Freeing Slaves

By 1810 Earl was given his freedom and took the name Earl Percy. He is found in the 1810 census with a wife (possibly Eve), his son Len and either another child or a sibling. Later there were more children. In 1839 Earl’s son, Len married Nancy Peterson and they raised 11 children. Nancy died in 1856; she was only 36 years old. The family scattered and several years later, Len returned to Granby. In January 1864 he enlisted in the 30th Regiment of the US Colored Infantry and fought in the Civil War. He was 57 years old. Before leaving for the war, he married Mary Kennedy, a 35 year-old white woman born in Ireland. Six months later, Len was dead; fatally wounded in Petersburg, Virginia.
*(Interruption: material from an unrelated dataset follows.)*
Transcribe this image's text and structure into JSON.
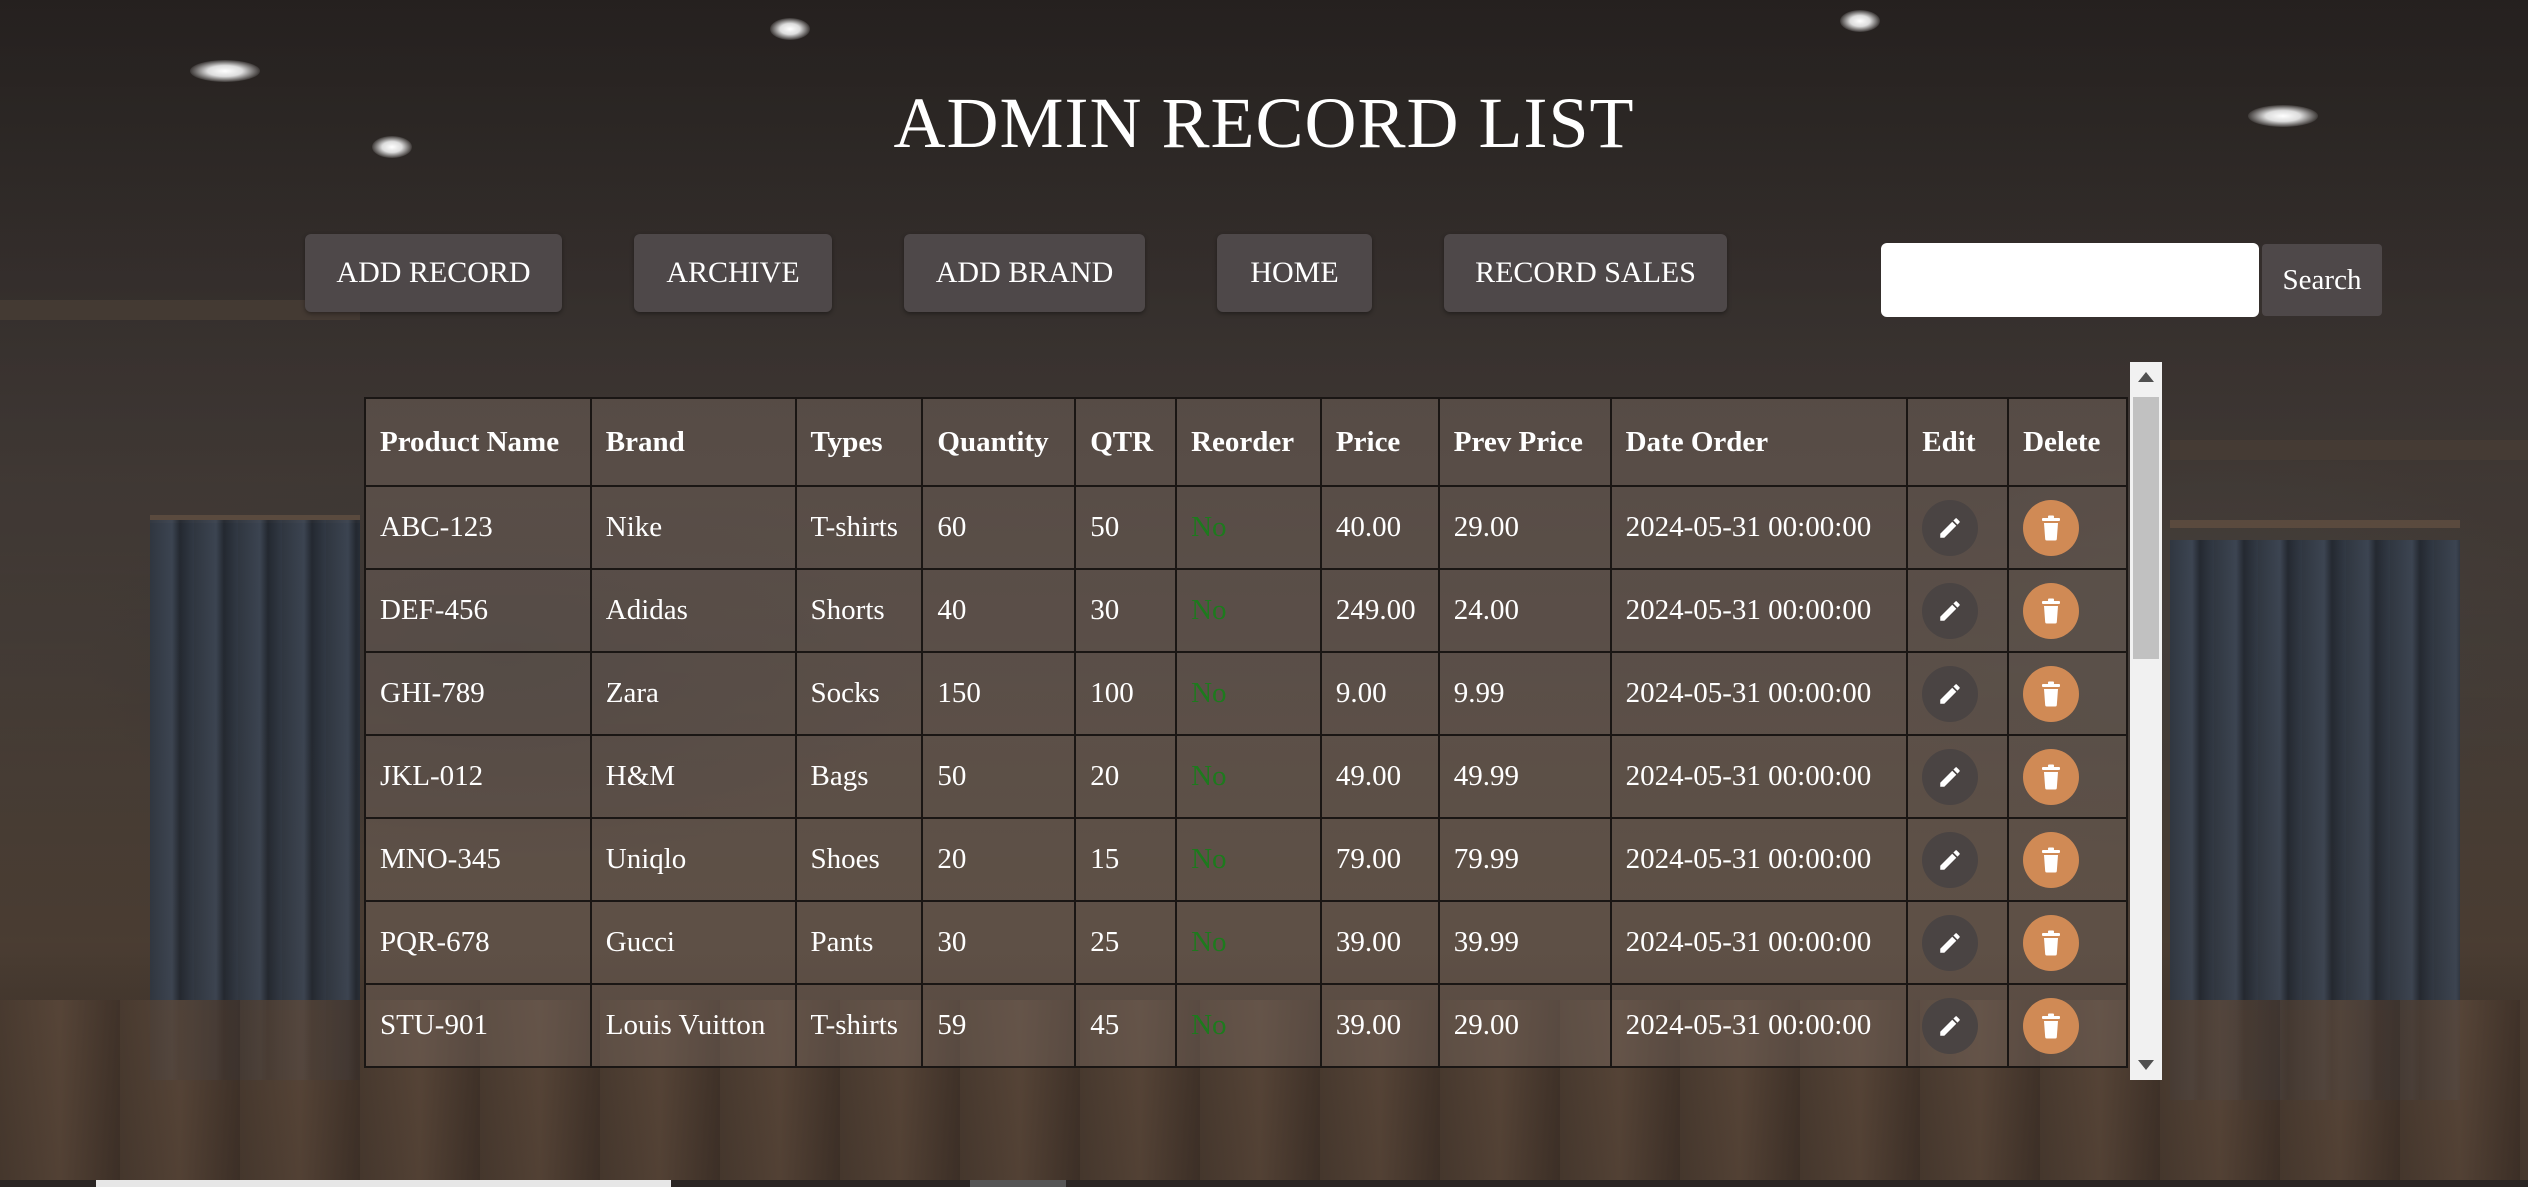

The Percys And The Pettibones:

Ozias Pettibone (1738-1812) was one of the few Granby citizens wealthy enough to own slaves. The stories of the Pettibone family and the black Percy family are tangled.

Ozias was a wealthy white land owner and businessman who built the big white house at #4 East Granby Road (Rt.20) now owned by the law firm of Murphy, Laudati, Kiel & Rattigan (MLK&R).  Ozias owned mills, houses and about 1,000 acres of land. He was also a lawyer, represented Simsbury in the CT General Assembly and was a member of the Salmon Brook Episcopal Church. He owned 5 slaves.

In 1797 the Pettibone slaves were: Rose 43, Dick 15, Earl 13, Juba 9 and Rhoda 6. Rose was the mother of the children.

In 1799 and 1808 Pettibone advertised twice in the Connecticut Courant, the first time hoping to recover a runaway slave and the second time looking for a runaway “Negro servant.”

In September 2019, Granby archivist Carol Laun began to look into these children and their relationship to Col. Pettibone and Pettibone’s relationship to Rose, his one-time slave. She noted that each time Pettibone recorded a birth there would be a description like “a black Child of Coe [Col.] Pettibone.”. In another place the Town Clerk clearly called them “The black children of Col. Pettibone.” Other records referred to them as mulatto. According to Laun, Ozias Pettibone fathered these children and Rose was their mother. It is also likely that with Pettibone having a great deal of power over Rose, she had no choice but to continue to have his children.